Inshore

Look For: Black sea bass, weakfish, tautog, whiting, croaker, black drum.

Comments: On the heels of an extended bout of winter weather, Ronnie Goodwin of Cherry Grove Pier reports that, as expected, the water temperature has taken a plunge. Goodwin observed a water temperature of 53 degrees both top and bottom Thursday afternoon at 3 p.m., a good 5-6 degrees colder than one week ago. Fishing in the surf zone has predictably been slow, with only a few small whiting, croaker and black drum being caught. Black sea bass, with a 13-inch minimum size limit, are the best bet on near-shore artificial reefs with weakfish, tautog and flounder also available. Look for weakfish, black sea bass and whiting on near-shore bottom spots.
Offshore

Look For: Wahoo, blackfin tuna, king mackerel, grouper, vermilion snapper, triggerfish, porgy, black sea bass, grunts.
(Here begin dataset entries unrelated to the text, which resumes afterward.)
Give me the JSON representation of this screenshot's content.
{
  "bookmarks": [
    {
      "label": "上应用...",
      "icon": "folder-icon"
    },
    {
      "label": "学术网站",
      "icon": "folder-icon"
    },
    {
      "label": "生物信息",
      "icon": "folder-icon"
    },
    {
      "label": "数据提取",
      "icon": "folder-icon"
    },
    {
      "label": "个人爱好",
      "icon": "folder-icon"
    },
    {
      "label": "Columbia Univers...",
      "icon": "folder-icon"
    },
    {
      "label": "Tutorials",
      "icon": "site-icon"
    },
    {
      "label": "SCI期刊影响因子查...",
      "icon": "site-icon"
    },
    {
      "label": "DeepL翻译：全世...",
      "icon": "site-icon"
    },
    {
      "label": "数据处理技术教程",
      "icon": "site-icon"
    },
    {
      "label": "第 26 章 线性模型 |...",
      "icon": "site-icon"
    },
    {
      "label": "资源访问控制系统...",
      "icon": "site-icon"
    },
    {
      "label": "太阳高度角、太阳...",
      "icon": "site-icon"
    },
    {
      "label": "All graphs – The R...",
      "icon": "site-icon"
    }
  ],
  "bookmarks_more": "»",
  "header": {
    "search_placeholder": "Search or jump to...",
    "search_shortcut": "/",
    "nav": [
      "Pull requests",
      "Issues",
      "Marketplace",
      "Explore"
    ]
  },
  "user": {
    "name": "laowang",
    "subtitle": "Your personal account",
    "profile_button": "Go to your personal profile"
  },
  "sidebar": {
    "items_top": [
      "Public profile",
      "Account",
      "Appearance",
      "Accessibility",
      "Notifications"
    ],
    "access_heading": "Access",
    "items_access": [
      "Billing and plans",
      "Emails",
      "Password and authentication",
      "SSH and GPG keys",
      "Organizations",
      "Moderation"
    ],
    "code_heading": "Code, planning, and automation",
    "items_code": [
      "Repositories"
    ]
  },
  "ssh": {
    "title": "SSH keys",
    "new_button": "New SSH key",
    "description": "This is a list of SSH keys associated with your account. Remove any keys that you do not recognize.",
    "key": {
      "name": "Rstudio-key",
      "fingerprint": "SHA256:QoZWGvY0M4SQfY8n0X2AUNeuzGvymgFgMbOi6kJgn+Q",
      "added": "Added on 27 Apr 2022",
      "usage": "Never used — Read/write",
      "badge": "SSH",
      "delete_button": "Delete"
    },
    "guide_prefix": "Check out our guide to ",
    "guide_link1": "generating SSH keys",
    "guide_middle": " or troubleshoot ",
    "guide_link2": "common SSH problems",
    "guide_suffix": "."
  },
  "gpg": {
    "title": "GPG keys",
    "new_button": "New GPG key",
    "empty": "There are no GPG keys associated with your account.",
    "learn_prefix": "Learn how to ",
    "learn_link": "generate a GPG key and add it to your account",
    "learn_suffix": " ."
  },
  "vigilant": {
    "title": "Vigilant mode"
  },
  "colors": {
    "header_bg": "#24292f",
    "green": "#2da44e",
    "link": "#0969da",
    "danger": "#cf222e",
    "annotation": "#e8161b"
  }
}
Comments: It’s been a week to forget in the offshore waters, as rough seas and cold temperatures have kept boats at dock. There is, however, a window of opportunity this weekend, with a decent offshore marine forecast in store for Saturday and even better for Sunday into Monday. Trolling action has been very good of late for wahoo, with blackfin tuna and king mackerel also in the mix. Bottom fishing should be excellent for the weekend with vermilion snapper, black sea bass, grouper, red snapper, triggerfish, porgy and white grunts all available. There are plenty of species that currently must be released, however. The Greater Amberjack Fishery is closed to harvest for recreational anglers until March 2018. Also, cobia cannot be harvested in 2017 in South Carolina waters (to three miles offshore) or federal waters (beyond three miles) and must be released. Finally, red snapper are closed in the South Atlantic region and must be released.
Freshwater

Look For: Crappie, bream, bass, catfish.

Comments: There’s been a change in river fishing as winter weather has set in over the last week. The water temperature has dropped to the low 50s, even the upper 40s, plus rainfall has caused a needed rise in water levels. Still, Ronald “Catfish” Stalvey of Stalvey’s Bait and Tackle in Conway says “fishing is on fire.” In particular, crappie action has been hot. Stalvey reports that Jason Britt, Phoebe Marie Guest and Jerry Roberson of Socastee had a super day Tuesday on the Great Pee Dee, catching 30 ‘slab’ crappie, all weighing over a pound. The trio caught them trolling beetle spins, on jigs and floating shiners while fishing lakes off the river. Stalvey also notes a limit of bream were landed from the Little Pee Dee, lead-lining red worms on the bottom in 12-16 feet of water. Stalvey says bass action is good on Texas-rigged worms, craw baits and crank baits. Stalvey suggests working lakes, creek mouths, treetops and deep curves for bass. The Waccamaw River at Conway had risen to 7.27 feet at 3:15 p.m. on Wednesday. The Little Pee Dee River at Galivants Ferry was at 7.09 feet at 4 p.m. Wednesday, a rise of over three feet from a week ago.